[Stored items from a collection]
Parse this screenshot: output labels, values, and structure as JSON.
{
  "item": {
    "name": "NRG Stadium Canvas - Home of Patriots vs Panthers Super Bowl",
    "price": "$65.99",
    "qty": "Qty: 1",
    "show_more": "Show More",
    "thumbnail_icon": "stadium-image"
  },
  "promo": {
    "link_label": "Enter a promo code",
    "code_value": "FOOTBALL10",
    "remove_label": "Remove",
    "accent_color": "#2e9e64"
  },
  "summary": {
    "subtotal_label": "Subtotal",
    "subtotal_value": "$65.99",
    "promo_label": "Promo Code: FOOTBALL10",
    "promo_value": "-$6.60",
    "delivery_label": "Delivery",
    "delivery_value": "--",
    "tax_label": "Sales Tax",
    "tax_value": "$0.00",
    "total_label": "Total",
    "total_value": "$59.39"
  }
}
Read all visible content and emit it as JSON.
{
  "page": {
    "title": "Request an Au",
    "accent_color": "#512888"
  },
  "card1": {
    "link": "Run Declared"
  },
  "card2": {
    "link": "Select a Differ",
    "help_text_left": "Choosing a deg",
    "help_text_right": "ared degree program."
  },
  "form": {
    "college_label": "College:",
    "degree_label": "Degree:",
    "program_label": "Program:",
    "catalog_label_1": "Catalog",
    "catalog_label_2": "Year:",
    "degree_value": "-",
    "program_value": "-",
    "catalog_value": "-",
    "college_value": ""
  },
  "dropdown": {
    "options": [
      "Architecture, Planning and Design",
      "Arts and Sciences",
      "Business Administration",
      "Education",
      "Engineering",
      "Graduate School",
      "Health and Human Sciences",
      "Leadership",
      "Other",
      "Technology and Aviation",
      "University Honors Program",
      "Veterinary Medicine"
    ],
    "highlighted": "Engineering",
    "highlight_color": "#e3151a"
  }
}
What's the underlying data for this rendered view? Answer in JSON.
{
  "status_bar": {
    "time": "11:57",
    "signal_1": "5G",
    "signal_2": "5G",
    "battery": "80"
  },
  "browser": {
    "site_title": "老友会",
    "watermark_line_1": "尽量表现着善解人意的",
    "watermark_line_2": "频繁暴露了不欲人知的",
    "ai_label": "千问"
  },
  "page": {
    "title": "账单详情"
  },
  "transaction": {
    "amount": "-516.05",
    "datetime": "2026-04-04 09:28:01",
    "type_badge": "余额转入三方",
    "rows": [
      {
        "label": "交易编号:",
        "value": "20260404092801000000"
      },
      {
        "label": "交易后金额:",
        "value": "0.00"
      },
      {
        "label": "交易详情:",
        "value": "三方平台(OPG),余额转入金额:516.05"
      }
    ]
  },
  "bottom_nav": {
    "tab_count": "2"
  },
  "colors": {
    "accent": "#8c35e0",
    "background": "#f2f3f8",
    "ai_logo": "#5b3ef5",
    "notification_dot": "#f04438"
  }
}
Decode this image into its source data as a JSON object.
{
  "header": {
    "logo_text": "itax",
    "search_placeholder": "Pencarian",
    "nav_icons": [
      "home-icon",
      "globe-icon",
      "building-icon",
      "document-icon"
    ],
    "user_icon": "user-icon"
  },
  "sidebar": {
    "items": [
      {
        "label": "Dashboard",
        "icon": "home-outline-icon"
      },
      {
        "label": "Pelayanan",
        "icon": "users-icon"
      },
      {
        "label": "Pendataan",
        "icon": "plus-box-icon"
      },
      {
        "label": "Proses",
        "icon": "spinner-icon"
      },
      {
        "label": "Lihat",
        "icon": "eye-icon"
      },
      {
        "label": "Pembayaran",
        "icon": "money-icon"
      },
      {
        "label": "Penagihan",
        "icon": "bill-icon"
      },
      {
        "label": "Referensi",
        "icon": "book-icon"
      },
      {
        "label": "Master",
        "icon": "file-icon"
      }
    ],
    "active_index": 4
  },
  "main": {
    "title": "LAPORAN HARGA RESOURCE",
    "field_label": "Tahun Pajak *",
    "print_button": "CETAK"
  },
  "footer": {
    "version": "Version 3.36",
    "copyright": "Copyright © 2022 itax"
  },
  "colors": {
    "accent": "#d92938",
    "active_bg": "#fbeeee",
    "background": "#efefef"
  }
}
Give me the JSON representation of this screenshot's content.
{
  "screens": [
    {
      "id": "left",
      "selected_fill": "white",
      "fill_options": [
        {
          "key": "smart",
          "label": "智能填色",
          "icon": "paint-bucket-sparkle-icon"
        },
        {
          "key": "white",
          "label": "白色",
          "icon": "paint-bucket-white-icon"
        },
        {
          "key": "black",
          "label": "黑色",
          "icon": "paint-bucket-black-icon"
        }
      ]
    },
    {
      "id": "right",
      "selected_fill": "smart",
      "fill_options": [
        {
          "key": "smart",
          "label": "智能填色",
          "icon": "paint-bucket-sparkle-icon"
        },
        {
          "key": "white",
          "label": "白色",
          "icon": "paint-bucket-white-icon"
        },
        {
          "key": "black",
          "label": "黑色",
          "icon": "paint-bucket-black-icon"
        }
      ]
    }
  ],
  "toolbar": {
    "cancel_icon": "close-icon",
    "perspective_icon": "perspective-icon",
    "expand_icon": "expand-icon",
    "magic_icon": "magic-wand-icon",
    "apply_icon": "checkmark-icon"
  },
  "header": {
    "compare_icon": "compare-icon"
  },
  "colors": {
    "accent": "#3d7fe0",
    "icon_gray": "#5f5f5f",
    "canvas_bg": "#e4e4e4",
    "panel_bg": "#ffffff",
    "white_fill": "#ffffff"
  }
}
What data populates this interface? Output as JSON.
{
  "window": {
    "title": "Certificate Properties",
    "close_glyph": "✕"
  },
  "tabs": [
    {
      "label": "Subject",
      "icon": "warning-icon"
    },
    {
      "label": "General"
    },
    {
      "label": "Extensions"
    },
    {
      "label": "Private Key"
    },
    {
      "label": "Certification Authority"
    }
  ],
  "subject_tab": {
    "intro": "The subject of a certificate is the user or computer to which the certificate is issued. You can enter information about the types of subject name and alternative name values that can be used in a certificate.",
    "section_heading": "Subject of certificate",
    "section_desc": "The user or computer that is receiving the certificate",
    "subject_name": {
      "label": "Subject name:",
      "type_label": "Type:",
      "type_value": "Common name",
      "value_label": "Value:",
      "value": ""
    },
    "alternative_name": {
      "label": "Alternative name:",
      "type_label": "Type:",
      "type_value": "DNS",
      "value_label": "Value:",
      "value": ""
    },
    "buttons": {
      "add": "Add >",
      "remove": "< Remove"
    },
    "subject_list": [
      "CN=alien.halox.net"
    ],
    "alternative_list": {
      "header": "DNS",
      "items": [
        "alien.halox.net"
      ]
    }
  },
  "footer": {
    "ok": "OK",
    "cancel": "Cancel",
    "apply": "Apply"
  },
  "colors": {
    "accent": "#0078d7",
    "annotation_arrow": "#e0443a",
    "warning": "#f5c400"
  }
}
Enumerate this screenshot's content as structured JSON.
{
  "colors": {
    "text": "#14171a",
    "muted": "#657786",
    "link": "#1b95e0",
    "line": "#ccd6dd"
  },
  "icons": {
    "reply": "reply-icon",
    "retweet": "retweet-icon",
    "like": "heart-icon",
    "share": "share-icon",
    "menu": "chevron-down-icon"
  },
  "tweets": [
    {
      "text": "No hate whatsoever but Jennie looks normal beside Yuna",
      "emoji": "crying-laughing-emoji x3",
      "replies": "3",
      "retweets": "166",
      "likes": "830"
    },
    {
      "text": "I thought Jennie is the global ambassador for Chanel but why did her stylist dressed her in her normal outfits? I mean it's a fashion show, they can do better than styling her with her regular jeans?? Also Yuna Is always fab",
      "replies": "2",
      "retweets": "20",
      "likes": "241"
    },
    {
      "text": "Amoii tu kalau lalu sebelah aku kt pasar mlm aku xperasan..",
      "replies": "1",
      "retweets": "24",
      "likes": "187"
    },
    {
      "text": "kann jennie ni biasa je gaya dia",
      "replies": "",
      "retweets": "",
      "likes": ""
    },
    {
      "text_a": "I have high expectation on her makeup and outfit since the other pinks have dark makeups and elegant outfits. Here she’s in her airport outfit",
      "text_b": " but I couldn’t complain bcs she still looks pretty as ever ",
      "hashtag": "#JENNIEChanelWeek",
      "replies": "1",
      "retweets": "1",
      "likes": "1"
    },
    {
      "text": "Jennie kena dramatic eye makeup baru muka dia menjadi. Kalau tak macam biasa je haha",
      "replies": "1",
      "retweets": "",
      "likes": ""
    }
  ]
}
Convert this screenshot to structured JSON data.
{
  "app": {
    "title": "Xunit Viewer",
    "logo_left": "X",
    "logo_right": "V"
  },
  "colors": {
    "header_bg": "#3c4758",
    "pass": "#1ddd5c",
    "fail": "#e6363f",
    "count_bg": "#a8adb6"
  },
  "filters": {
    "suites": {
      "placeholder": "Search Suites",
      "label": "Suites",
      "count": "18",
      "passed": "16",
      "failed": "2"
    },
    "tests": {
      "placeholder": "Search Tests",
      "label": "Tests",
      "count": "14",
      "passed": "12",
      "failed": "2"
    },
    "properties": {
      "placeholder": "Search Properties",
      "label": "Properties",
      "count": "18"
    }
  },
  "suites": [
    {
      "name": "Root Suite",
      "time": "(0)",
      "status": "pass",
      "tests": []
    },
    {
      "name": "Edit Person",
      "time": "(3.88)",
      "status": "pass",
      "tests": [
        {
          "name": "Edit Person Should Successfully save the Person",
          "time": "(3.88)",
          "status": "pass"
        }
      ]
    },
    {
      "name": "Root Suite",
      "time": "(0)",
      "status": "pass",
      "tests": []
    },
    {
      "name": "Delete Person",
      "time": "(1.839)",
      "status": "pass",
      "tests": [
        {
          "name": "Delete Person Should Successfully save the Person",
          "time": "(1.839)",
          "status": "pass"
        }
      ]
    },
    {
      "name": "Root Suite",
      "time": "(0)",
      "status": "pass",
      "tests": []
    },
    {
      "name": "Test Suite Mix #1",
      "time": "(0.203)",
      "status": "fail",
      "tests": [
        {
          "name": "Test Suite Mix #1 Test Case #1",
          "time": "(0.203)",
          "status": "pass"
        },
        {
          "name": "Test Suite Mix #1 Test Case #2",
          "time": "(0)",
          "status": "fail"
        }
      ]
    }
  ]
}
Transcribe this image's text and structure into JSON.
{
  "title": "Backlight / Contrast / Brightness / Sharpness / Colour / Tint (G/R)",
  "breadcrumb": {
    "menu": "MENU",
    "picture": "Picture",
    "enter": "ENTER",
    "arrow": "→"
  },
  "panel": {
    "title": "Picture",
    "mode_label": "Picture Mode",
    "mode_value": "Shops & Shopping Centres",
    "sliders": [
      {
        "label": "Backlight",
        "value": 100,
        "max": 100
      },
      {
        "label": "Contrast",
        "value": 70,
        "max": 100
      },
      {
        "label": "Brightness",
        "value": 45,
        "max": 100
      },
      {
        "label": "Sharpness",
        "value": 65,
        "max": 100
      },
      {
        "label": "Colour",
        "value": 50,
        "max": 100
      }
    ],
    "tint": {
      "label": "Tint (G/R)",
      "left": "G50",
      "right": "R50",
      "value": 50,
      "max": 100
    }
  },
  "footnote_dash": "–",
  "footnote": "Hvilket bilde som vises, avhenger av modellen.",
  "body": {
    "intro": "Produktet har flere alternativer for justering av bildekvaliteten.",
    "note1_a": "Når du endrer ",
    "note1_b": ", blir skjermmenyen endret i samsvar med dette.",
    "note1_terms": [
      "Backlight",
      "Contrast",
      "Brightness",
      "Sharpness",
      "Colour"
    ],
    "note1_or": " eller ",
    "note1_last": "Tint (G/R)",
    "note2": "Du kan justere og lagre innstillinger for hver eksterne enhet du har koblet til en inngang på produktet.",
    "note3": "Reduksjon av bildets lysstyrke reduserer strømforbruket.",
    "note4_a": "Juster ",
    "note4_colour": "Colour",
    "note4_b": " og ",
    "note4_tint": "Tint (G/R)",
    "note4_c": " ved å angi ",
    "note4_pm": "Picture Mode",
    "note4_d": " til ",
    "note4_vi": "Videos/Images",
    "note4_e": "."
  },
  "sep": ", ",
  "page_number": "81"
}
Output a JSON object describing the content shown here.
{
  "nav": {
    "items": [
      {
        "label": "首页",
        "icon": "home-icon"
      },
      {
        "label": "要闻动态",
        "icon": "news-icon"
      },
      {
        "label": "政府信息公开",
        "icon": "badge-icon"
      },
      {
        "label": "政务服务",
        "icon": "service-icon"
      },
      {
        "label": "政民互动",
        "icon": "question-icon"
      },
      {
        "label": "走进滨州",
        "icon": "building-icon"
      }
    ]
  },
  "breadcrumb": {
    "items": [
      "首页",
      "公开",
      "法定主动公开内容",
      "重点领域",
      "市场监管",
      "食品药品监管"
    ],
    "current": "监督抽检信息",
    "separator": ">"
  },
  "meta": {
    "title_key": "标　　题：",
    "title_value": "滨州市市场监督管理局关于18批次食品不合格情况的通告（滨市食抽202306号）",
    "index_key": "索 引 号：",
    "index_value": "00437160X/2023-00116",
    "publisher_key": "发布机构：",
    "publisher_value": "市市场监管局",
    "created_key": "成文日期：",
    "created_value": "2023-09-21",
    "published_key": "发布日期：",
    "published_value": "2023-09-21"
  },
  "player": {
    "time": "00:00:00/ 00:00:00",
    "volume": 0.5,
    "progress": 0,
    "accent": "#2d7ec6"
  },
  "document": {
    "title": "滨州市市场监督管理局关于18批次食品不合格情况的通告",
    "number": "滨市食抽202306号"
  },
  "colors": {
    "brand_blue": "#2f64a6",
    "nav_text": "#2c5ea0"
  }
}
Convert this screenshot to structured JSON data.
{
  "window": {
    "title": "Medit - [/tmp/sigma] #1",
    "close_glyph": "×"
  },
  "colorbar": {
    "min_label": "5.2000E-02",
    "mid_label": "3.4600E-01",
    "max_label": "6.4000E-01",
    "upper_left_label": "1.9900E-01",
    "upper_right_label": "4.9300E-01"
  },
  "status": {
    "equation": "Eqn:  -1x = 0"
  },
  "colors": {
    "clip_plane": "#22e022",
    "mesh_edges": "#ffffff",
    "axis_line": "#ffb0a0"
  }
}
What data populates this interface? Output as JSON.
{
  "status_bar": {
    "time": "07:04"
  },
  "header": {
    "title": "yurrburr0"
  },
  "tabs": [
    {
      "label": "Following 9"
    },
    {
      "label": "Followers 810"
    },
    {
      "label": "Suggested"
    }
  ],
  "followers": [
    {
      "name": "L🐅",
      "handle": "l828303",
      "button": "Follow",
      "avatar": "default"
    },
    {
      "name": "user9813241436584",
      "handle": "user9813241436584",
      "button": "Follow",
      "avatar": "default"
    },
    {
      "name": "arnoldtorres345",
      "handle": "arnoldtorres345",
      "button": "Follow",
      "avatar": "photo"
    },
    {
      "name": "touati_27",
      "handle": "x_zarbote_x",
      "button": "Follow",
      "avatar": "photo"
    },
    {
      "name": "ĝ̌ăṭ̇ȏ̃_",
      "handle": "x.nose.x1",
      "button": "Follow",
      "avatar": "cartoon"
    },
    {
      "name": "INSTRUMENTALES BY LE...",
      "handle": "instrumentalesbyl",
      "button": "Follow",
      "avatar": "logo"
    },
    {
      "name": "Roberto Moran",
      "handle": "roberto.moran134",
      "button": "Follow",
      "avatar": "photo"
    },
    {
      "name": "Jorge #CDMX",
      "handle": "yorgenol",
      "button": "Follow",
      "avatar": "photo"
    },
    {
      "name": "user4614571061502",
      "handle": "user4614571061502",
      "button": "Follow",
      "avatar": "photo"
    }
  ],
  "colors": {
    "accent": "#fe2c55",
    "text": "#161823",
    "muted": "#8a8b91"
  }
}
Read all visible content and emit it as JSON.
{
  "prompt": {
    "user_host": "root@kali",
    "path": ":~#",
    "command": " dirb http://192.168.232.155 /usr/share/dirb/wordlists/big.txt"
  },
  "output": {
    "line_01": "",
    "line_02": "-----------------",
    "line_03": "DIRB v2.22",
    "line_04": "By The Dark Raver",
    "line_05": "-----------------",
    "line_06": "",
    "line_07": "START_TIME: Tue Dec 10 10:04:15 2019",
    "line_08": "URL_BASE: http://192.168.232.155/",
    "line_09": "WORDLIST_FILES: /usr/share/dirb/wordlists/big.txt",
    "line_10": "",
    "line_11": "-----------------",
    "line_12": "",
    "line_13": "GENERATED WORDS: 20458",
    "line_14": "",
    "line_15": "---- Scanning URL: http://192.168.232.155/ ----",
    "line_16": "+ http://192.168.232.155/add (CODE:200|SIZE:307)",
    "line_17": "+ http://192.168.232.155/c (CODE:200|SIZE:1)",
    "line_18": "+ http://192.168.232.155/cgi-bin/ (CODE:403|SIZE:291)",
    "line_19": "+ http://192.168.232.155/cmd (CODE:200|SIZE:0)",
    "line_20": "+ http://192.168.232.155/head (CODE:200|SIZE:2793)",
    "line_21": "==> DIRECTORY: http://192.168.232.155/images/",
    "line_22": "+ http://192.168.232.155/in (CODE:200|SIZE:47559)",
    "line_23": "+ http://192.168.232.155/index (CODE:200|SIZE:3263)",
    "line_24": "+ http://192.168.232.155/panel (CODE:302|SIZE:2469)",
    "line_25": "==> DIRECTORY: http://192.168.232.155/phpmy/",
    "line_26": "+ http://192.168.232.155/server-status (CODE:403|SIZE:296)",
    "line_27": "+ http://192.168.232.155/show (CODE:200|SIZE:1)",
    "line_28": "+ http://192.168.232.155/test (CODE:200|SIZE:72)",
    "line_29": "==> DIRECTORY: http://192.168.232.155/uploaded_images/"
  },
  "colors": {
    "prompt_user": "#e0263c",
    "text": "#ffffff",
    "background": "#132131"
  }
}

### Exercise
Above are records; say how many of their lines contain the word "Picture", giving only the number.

### Written response
4